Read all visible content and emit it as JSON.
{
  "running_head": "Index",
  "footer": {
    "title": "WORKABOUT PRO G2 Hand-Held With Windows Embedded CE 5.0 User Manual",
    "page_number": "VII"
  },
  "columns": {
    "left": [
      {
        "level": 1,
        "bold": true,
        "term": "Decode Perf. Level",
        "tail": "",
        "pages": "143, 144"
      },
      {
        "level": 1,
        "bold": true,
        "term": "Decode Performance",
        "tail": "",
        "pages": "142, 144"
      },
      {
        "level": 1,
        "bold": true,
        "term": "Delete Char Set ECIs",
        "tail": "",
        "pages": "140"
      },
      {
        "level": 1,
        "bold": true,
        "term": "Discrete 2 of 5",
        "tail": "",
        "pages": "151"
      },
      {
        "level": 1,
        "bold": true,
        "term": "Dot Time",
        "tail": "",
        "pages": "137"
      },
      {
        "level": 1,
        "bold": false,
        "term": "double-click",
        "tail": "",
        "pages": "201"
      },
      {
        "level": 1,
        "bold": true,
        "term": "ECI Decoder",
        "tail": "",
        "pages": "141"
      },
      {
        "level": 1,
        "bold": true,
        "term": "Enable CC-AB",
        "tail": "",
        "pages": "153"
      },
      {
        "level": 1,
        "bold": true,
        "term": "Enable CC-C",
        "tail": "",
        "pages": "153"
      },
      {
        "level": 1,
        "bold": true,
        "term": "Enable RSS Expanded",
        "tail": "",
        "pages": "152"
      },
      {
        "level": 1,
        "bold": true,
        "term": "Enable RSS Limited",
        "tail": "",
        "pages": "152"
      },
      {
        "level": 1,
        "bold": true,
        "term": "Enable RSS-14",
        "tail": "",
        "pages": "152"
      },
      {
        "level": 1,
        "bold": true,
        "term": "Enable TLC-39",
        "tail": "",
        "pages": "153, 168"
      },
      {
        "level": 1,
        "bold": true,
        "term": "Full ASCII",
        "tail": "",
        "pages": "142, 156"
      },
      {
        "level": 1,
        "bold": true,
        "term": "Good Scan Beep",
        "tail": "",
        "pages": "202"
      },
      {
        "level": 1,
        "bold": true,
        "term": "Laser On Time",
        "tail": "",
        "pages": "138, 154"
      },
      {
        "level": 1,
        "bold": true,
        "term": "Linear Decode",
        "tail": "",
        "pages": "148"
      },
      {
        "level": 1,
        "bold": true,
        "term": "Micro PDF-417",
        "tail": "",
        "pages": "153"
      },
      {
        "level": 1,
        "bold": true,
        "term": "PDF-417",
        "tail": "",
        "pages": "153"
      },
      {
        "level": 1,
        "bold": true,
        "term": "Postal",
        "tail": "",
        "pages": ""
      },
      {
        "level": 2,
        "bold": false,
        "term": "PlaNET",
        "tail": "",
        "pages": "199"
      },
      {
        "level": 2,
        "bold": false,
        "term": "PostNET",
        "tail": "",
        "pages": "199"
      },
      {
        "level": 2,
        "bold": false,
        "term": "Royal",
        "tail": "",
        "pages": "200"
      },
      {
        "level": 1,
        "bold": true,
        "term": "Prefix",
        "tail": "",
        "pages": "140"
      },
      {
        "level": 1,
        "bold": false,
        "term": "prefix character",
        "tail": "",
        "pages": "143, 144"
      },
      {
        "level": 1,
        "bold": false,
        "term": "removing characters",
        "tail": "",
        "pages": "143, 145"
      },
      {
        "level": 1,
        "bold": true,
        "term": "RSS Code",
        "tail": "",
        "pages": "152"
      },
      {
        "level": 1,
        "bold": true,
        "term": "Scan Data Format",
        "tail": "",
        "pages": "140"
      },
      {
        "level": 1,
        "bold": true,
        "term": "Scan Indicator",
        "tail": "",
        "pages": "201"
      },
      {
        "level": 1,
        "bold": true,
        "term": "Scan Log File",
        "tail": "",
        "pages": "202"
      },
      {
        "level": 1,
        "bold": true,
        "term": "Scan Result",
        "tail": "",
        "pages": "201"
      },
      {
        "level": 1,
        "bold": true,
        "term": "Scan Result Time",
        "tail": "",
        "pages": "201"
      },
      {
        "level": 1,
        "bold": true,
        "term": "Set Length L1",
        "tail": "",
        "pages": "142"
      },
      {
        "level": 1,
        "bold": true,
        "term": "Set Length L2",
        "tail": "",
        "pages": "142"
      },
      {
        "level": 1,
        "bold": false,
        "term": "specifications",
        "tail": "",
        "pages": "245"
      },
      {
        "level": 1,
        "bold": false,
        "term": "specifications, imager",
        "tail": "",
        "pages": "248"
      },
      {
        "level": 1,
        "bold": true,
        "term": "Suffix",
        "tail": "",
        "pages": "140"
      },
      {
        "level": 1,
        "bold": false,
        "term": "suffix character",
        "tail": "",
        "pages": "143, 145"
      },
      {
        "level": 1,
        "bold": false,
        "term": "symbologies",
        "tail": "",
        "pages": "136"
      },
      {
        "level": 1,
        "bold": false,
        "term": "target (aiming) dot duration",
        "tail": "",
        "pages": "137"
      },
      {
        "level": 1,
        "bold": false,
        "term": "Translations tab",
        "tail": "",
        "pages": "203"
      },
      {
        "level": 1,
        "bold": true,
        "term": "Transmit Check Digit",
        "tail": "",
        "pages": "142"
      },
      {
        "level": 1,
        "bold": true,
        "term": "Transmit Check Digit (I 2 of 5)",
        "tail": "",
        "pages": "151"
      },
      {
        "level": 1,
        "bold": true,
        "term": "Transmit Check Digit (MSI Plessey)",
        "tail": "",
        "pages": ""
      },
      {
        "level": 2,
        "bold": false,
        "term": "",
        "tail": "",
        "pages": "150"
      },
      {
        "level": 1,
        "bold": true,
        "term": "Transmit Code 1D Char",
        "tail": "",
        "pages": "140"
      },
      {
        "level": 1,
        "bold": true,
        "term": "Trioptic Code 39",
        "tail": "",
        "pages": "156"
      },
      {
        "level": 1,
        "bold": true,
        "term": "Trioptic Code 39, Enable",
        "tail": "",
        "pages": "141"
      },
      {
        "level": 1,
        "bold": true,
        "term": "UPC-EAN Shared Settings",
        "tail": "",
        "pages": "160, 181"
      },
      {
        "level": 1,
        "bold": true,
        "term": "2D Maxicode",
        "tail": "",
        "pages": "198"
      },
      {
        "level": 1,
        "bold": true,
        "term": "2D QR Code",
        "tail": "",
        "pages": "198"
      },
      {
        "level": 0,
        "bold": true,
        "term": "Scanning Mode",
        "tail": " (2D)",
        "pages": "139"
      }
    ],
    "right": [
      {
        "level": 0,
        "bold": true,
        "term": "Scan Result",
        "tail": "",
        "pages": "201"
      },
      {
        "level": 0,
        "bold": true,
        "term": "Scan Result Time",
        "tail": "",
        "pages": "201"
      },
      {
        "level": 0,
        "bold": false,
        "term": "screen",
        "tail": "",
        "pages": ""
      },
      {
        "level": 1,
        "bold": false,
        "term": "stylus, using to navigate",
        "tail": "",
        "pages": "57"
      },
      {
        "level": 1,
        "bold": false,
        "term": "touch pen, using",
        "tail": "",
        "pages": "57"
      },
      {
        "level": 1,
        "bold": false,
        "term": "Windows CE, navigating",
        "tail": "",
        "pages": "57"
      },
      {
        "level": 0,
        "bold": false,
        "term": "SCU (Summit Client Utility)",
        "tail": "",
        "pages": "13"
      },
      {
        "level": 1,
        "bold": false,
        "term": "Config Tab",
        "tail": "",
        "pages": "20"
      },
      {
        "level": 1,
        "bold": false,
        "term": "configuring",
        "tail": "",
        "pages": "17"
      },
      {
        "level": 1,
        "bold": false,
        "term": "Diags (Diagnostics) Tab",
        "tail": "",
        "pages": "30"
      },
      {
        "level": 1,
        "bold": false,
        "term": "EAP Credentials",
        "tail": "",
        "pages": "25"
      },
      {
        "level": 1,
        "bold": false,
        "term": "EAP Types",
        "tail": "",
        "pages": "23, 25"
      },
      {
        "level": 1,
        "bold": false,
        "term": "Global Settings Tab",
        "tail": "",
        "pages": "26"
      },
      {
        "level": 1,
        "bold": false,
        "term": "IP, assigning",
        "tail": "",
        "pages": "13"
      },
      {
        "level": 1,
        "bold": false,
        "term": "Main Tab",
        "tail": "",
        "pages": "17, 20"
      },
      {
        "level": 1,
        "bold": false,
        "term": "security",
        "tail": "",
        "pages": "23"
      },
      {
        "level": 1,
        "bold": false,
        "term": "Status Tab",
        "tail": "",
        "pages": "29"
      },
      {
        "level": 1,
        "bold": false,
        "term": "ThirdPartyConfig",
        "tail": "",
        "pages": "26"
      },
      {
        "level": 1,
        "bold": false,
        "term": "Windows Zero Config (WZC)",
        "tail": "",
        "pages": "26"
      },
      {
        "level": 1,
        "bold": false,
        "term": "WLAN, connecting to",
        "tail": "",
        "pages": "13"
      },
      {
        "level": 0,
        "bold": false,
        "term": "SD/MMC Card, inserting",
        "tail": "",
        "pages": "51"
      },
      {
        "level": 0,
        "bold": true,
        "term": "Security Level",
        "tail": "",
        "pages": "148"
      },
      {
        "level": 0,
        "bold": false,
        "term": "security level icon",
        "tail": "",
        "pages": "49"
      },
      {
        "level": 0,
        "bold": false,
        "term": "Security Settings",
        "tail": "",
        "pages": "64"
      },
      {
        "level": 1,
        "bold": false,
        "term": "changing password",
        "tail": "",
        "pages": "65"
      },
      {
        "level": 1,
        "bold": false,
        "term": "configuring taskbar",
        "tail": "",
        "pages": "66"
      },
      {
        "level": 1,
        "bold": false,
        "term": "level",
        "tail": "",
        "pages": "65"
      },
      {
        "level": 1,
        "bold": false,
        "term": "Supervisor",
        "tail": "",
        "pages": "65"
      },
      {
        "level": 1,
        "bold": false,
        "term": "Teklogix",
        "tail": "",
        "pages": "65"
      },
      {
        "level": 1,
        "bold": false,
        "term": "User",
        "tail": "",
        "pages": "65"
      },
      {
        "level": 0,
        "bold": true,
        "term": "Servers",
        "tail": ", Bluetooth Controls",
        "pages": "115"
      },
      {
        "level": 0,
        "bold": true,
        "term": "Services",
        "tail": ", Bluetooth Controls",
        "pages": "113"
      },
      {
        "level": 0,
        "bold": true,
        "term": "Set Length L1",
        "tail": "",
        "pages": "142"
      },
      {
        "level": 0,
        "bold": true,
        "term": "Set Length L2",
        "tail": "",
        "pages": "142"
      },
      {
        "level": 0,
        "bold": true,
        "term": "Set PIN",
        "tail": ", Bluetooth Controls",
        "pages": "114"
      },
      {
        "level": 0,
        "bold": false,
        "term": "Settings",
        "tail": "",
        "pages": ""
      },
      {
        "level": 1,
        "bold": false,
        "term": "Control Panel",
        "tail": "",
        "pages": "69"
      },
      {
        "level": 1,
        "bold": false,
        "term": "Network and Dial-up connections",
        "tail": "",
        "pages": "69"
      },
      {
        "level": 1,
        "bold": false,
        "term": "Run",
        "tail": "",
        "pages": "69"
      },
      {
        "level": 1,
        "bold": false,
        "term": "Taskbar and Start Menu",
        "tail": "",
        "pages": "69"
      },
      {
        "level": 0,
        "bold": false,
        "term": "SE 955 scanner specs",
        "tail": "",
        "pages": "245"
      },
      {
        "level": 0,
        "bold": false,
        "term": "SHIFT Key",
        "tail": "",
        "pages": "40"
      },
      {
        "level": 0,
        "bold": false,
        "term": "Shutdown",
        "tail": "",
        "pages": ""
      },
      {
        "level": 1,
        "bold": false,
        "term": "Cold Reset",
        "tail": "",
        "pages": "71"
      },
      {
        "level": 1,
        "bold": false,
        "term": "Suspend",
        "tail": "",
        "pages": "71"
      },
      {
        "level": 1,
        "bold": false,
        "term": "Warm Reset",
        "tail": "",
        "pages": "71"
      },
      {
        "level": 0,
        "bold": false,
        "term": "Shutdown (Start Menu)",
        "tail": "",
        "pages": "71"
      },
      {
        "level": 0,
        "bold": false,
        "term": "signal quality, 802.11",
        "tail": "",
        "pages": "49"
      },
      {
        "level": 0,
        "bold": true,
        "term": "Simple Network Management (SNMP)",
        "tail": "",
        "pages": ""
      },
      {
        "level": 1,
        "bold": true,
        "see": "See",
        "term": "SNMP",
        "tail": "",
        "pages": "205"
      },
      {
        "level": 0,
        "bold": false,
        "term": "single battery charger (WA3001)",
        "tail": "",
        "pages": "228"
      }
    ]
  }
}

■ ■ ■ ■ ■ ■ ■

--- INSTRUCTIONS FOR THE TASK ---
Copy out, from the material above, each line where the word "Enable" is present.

--- ANSWER ---
        "term": "Enable CC-AB",
        "term": "Enable CC-C",
        "term": "Enable RSS Expanded",
        "term": "Enable RSS Limited",
        "term": "Enable RSS-14",
        "term": "Enable TLC-39",
        "term": "Trioptic Code 39, Enable",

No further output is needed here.